**Your instructions**.
Beginning at the line that mentions "Read all visible content and emit it as JSON.", retype the rest of the records below exactly. Pictures are not part of the copy.

### Supplied records

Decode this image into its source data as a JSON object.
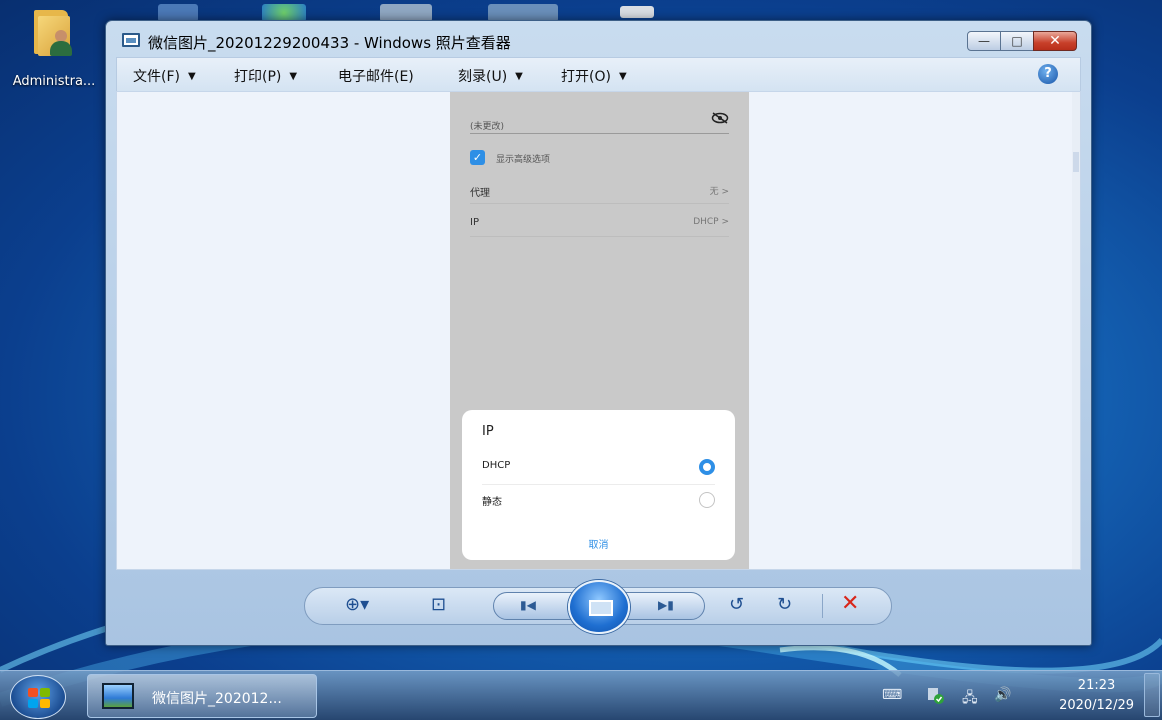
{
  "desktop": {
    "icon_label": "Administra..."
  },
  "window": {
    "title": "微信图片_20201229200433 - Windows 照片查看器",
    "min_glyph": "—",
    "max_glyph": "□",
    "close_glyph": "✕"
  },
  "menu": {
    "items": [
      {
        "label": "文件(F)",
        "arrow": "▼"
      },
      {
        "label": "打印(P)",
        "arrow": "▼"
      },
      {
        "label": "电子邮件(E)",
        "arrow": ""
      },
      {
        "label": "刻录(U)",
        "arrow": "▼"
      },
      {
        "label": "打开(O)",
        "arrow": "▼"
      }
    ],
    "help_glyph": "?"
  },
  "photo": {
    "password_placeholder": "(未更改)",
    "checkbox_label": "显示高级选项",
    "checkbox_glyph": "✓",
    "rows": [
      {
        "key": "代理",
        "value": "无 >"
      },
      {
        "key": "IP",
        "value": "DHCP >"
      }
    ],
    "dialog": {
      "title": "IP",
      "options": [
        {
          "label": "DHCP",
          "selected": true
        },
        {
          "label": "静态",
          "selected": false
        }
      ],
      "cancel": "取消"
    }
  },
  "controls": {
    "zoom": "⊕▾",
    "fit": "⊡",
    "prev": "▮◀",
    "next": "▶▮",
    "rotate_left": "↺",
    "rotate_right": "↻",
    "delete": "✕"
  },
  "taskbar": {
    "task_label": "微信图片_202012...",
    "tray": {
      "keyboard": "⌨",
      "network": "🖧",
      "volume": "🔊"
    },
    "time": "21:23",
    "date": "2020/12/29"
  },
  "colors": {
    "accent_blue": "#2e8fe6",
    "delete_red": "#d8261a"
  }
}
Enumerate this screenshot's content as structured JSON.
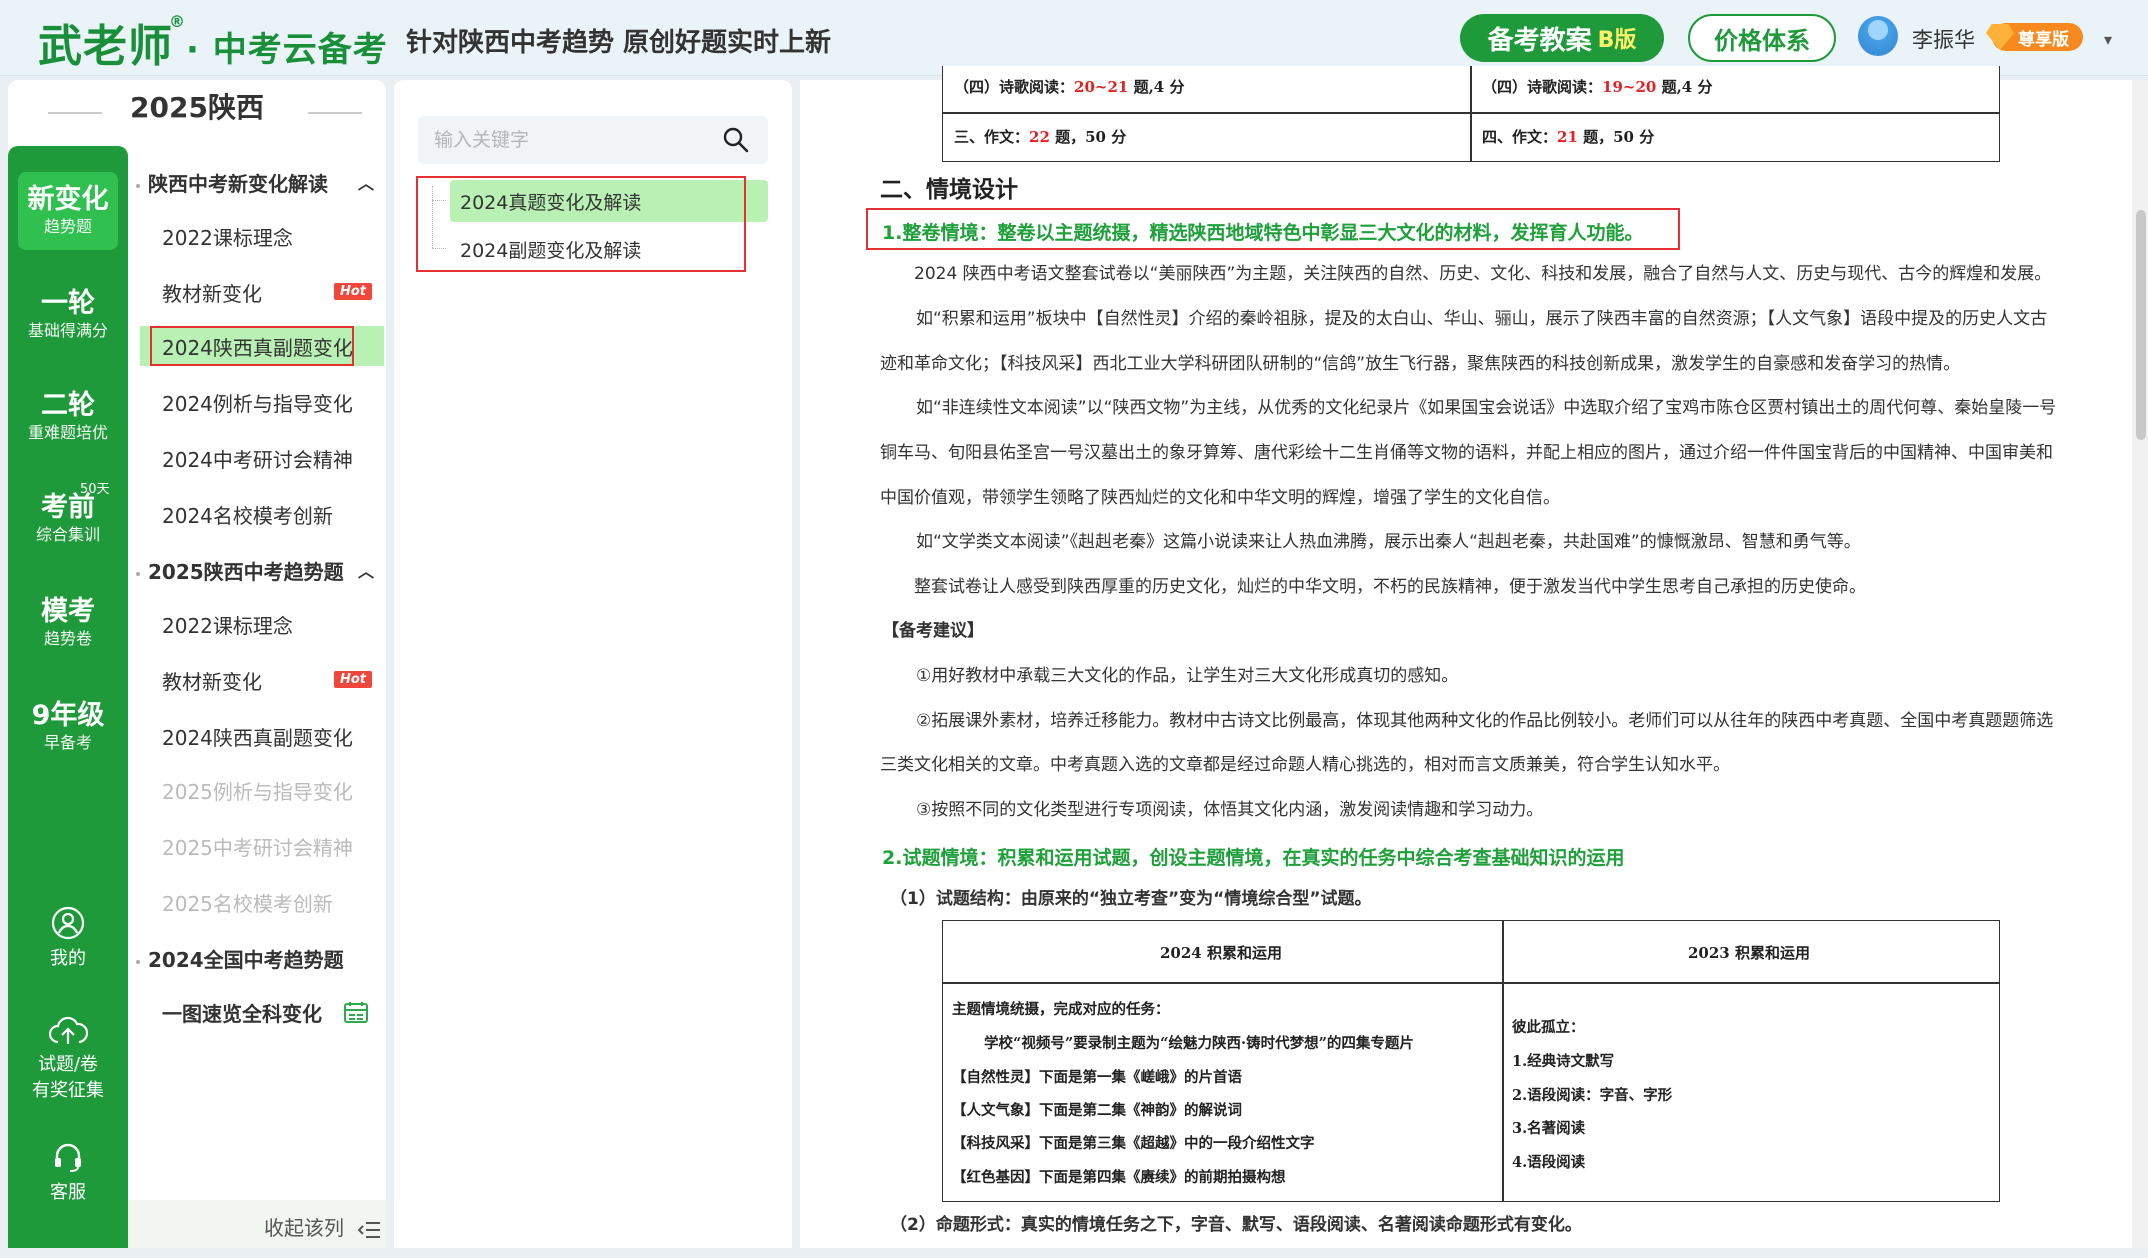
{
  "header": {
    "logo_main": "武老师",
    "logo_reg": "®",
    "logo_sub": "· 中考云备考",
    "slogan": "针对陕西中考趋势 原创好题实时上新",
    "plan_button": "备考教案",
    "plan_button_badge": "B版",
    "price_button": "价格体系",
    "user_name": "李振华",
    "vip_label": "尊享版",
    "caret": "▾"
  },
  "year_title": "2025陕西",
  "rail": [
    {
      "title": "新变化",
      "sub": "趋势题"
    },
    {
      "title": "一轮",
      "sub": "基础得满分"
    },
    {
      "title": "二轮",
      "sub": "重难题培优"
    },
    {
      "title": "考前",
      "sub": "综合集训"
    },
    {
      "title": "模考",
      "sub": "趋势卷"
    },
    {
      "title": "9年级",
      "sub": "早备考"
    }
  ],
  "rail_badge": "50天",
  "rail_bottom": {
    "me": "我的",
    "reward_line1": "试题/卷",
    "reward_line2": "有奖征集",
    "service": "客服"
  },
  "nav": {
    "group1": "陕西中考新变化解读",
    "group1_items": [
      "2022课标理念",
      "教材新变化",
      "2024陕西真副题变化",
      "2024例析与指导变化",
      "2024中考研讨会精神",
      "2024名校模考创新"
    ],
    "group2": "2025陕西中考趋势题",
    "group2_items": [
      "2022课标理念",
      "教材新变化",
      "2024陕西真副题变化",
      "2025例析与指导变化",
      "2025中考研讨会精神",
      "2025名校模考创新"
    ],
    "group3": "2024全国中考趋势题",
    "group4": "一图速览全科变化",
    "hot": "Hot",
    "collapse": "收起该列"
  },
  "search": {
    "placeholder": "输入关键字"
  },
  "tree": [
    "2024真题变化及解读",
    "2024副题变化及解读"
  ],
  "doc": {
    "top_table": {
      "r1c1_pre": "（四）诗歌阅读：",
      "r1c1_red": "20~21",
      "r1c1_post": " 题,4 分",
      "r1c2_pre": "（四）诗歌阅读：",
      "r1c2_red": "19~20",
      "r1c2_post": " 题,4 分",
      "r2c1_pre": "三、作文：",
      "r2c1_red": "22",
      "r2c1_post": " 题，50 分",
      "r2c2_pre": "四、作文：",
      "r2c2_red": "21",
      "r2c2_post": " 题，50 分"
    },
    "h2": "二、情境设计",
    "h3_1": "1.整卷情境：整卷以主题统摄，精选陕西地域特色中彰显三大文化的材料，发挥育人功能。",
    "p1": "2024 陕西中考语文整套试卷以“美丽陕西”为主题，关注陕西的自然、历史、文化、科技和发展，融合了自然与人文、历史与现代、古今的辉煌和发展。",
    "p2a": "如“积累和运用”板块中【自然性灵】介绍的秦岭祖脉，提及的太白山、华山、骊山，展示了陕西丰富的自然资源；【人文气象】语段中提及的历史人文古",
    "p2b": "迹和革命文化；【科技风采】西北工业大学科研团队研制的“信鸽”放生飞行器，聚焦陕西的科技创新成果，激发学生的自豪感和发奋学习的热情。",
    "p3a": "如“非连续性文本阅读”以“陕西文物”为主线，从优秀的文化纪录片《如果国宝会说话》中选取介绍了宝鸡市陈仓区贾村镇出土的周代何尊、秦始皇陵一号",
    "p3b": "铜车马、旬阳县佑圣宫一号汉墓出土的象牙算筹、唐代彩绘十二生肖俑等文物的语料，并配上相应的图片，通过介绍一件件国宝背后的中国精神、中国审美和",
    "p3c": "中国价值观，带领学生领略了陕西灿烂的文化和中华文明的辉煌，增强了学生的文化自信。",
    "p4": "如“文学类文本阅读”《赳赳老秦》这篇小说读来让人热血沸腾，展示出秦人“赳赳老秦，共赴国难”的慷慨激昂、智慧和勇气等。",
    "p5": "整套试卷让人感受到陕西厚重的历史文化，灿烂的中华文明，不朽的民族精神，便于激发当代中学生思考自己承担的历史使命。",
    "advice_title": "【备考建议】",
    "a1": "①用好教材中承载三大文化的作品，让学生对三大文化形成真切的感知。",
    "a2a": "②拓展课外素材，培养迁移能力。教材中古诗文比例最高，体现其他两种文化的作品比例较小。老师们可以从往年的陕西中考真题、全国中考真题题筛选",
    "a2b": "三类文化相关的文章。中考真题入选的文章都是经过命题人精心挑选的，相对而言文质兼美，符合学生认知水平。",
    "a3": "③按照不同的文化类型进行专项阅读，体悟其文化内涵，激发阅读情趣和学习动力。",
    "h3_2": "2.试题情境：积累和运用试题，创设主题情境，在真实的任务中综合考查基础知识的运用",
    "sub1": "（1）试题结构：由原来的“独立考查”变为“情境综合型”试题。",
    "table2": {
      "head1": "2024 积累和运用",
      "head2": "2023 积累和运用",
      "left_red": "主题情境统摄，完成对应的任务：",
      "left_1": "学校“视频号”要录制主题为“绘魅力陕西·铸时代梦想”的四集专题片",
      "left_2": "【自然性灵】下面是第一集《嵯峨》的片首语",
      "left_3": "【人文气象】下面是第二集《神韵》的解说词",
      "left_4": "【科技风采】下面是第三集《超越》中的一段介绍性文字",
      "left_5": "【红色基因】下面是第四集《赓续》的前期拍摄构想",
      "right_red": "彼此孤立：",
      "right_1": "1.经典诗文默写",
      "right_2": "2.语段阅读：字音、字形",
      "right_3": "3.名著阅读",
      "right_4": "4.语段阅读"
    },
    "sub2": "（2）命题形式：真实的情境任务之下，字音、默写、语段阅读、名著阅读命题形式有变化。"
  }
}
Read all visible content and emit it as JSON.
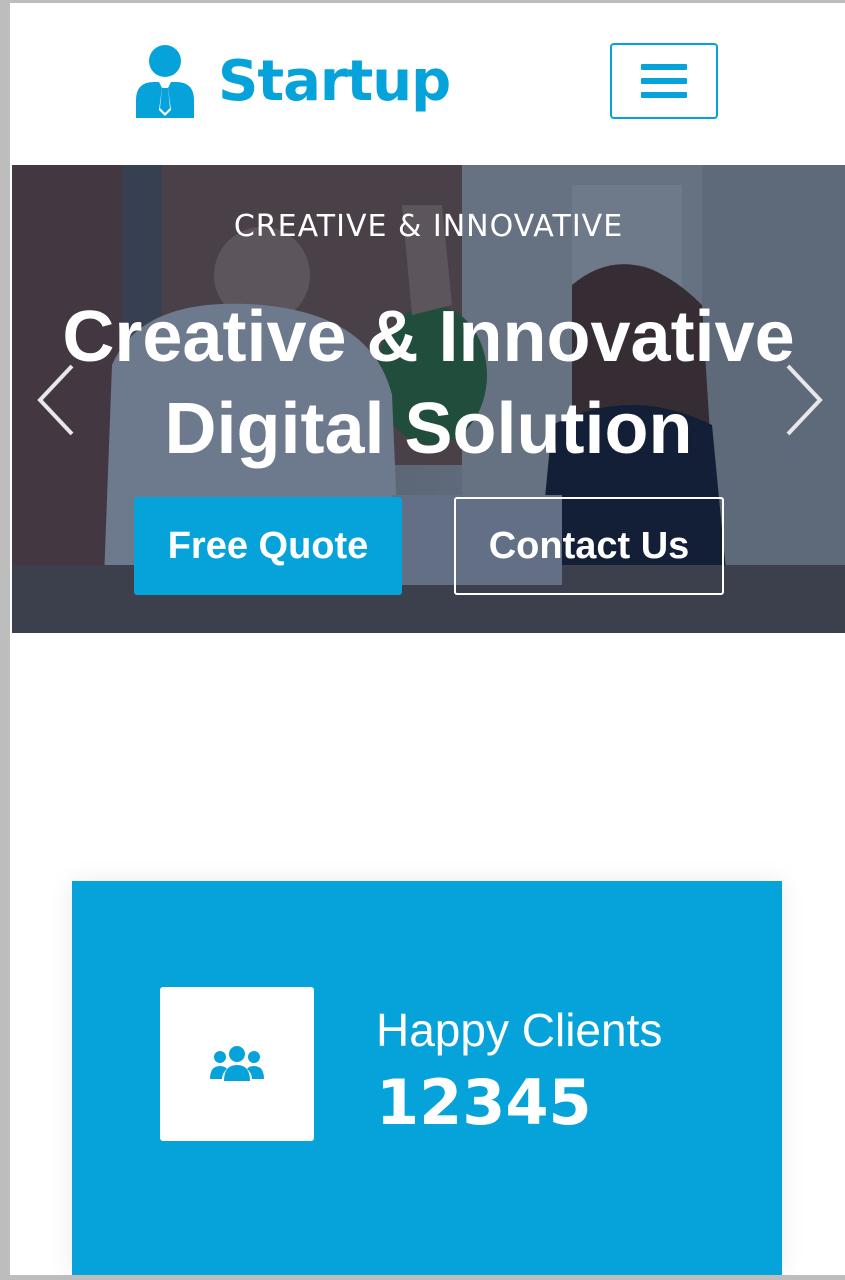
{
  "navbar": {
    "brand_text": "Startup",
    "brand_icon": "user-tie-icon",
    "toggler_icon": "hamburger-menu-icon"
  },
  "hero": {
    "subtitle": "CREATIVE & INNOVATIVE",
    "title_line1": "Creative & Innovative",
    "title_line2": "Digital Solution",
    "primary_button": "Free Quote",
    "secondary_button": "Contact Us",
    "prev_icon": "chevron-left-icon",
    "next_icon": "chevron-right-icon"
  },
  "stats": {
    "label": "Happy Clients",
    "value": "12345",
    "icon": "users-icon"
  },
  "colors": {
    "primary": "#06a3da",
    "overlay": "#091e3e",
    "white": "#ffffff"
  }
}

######

**Answer box**.
Read all visible content and emit it as JSON.
{
  "navbar": {
    "brand_text": "Startup",
    "brand_icon": "user-tie-icon",
    "toggler_icon": "hamburger-menu-icon"
  },
  "hero": {
    "subtitle": "CREATIVE & INNOVATIVE",
    "title_line1": "Creative & Innovative",
    "title_line2": "Digital Solution",
    "primary_button": "Free Quote",
    "secondary_button": "Contact Us",
    "prev_icon": "chevron-left-icon",
    "next_icon": "chevron-right-icon"
  },
  "stats": {
    "label": "Happy Clients",
    "value": "12345",
    "icon": "users-icon"
  },
  "colors": {
    "primary": "#06a3da",
    "overlay": "#091e3e",
    "white": "#ffffff"
  }
}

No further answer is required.